Smart guided VCU to the 2010 Final Four by beating Kansas in the Elite Eight. His Rams teams created havoc with defensive pressure while sniping successfully from 3-point range. Last year’s Texas team was ill-suited to that style, but expect more of a return to that this season.
“I tell these guys all the time, if we care about two things above all others, we’re going to be just fine,” Smart said. “Care about each other and care about what goes into winning. Well, in order to care about something, you actually have to know what it is.
“That’s what our job is with these freshmen, to help them understand down to the smallest detail what’s going to go into success for them.”
Texas at a glance
Coach: Shaka Smart.
Last season: 20-13 overall, 11-7 in Big 12, fourth.
NCAA Tournament: Lost in first round.
Key departures: G Isaiah Taylor, G Javan Felix, C Cameron Ridley, C Prince Ibeh, F Connor Lambert, G DeMarcus Holland.
Starters returning: None.
Top returnees: 6-foot-3 Sr. G Kendal Yancy, 6-foot-4 Soph. G Kerwin Roach Jr., 6-foot-3 Soph. G Eric Davis Jr., 6-foot-8 Sr. F Shaquille Cleare, 6-foot-7 Soph. G/F Tevin Mack.
Newcomers: 6-11 Fr. F Jarrett Allen, 6-foot-10 Fr. C James Banks, 6-foot-4 Fr. G Andrew Jones, 6-foot-2 Fr. G Jacob Young.
Replacing Taylor, who ran the team and was the go-to scorer at crunch time, will be a major challenge. To start the season, it appears that sophomores Roach and Davis will share the point guard job while Jones could also be in the mix. Davis and Mack are the best returning 3-point shooters; the Longhorns struggled to score from deep last season.
Allen, a five-star recruit, will be counted on to step in as a starter. Cleare, who averaged 12 minutes a game as a reserve last season, has lost 40 pounds. If he’s able to gain more court time, he could provide a veteran low-post threat.
Yancy and Cleare are the only seniors on the roster. They both might wind up as top reserves. With seven underclassmen on the roster, finding consistent production from the bench might be a season-long quest.
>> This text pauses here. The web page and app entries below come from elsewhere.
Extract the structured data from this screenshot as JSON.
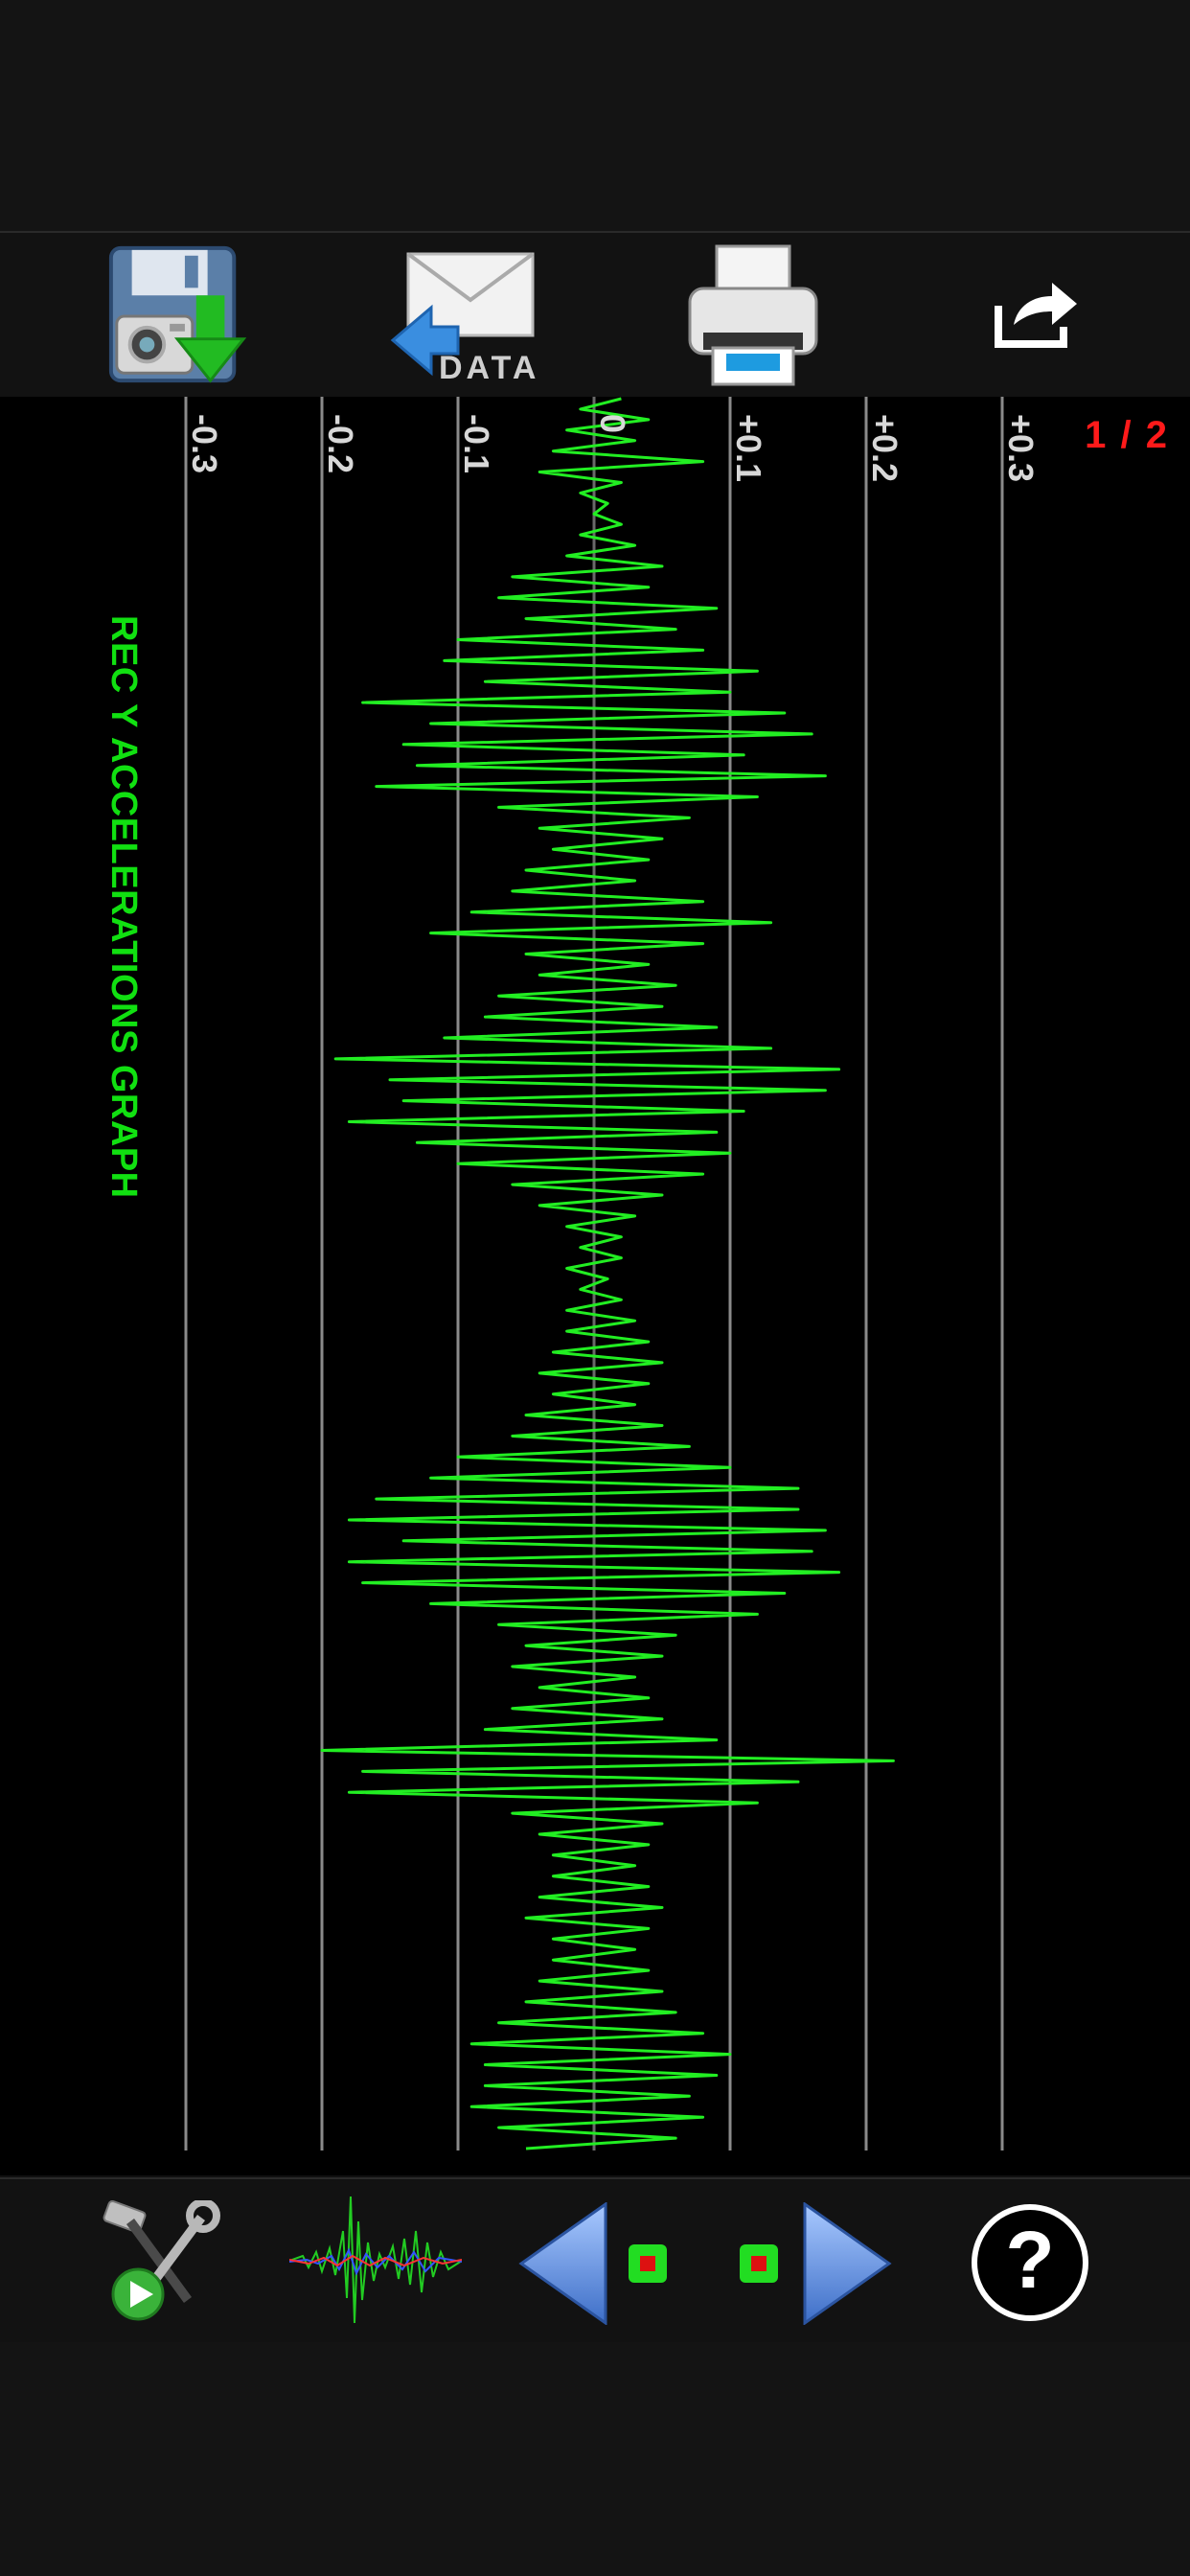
{
  "toolbar": {
    "save_icon": "save-screenshot-icon",
    "email_icon": "email-data-icon",
    "email_label": "DATA",
    "print_icon": "printer-icon",
    "share_icon": "share-icon"
  },
  "graph": {
    "title": "REC Y ACCELERATIONS GRAPH",
    "page_indicator": "1 / 2",
    "trace_color": "#22ee22"
  },
  "chart_data": {
    "type": "line",
    "orientation": "vertical-time",
    "title": "REC Y ACCELERATIONS GRAPH",
    "xlim": [
      -0.3,
      0.3
    ],
    "tick_labels": [
      "-0.3",
      "-0.2",
      "-0.1",
      "0",
      "+0.1",
      "+0.2",
      "+0.3"
    ],
    "ticks": [
      -0.3,
      -0.2,
      -0.1,
      0,
      0.1,
      0.2,
      0.3
    ],
    "grid": true,
    "series": [
      {
        "values": [
          0.02,
          -0.01,
          0.04,
          -0.02,
          0.03,
          -0.03,
          0.08,
          -0.04,
          0.02,
          -0.01,
          0.01,
          0.0,
          0.02,
          -0.01,
          0.03,
          -0.02,
          0.05,
          -0.06,
          0.04,
          -0.07,
          0.09,
          -0.05,
          0.06,
          -0.1,
          0.08,
          -0.11,
          0.12,
          -0.08,
          0.1,
          -0.17,
          0.14,
          -0.12,
          0.16,
          -0.14,
          0.11,
          -0.13,
          0.17,
          -0.16,
          0.12,
          -0.07,
          0.07,
          -0.04,
          0.05,
          -0.03,
          0.04,
          -0.05,
          0.03,
          -0.06,
          0.08,
          -0.09,
          0.13,
          -0.12,
          0.08,
          -0.05,
          0.04,
          -0.04,
          0.06,
          -0.07,
          0.05,
          -0.08,
          0.09,
          -0.11,
          0.13,
          -0.19,
          0.18,
          -0.15,
          0.17,
          -0.14,
          0.11,
          -0.18,
          0.09,
          -0.13,
          0.1,
          -0.1,
          0.08,
          -0.06,
          0.05,
          -0.04,
          0.03,
          -0.02,
          0.02,
          -0.01,
          0.02,
          -0.02,
          0.01,
          -0.01,
          0.02,
          -0.02,
          0.03,
          -0.02,
          0.04,
          -0.03,
          0.05,
          -0.04,
          0.04,
          -0.03,
          0.03,
          -0.05,
          0.05,
          -0.06,
          0.07,
          -0.1,
          0.1,
          -0.12,
          0.15,
          -0.16,
          0.15,
          -0.18,
          0.17,
          -0.14,
          0.16,
          -0.18,
          0.18,
          -0.17,
          0.14,
          -0.12,
          0.12,
          -0.07,
          0.06,
          -0.05,
          0.05,
          -0.06,
          0.03,
          -0.04,
          0.04,
          -0.06,
          0.05,
          -0.08,
          0.09,
          -0.2,
          0.22,
          -0.17,
          0.15,
          -0.18,
          0.12,
          -0.06,
          0.05,
          -0.04,
          0.04,
          -0.03,
          0.03,
          -0.03,
          0.04,
          -0.04,
          0.05,
          -0.05,
          0.04,
          -0.03,
          0.03,
          -0.03,
          0.04,
          -0.04,
          0.05,
          -0.05,
          0.06,
          -0.07,
          0.08,
          -0.09,
          0.1,
          -0.08,
          0.09,
          -0.08,
          0.07,
          -0.09,
          0.08,
          -0.07,
          0.06,
          -0.05
        ]
      }
    ]
  },
  "bottombar": {
    "settings_icon": "tools-settings-icon",
    "waveform_icon": "waveform-view-icon",
    "prev_icon": "previous-arrow-icon",
    "next_icon": "next-arrow-icon",
    "help_icon": "help-icon",
    "help_label": "?"
  }
}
Reaching the NCAA Tournament with players who didn’t fit was a major accomplishment last season. Repeating that feat with a young but talented team would be another impressive coaching job by Smart. Year Two in Austin could be a transition season that could set up Year Three as a season that could make some March Madness noise.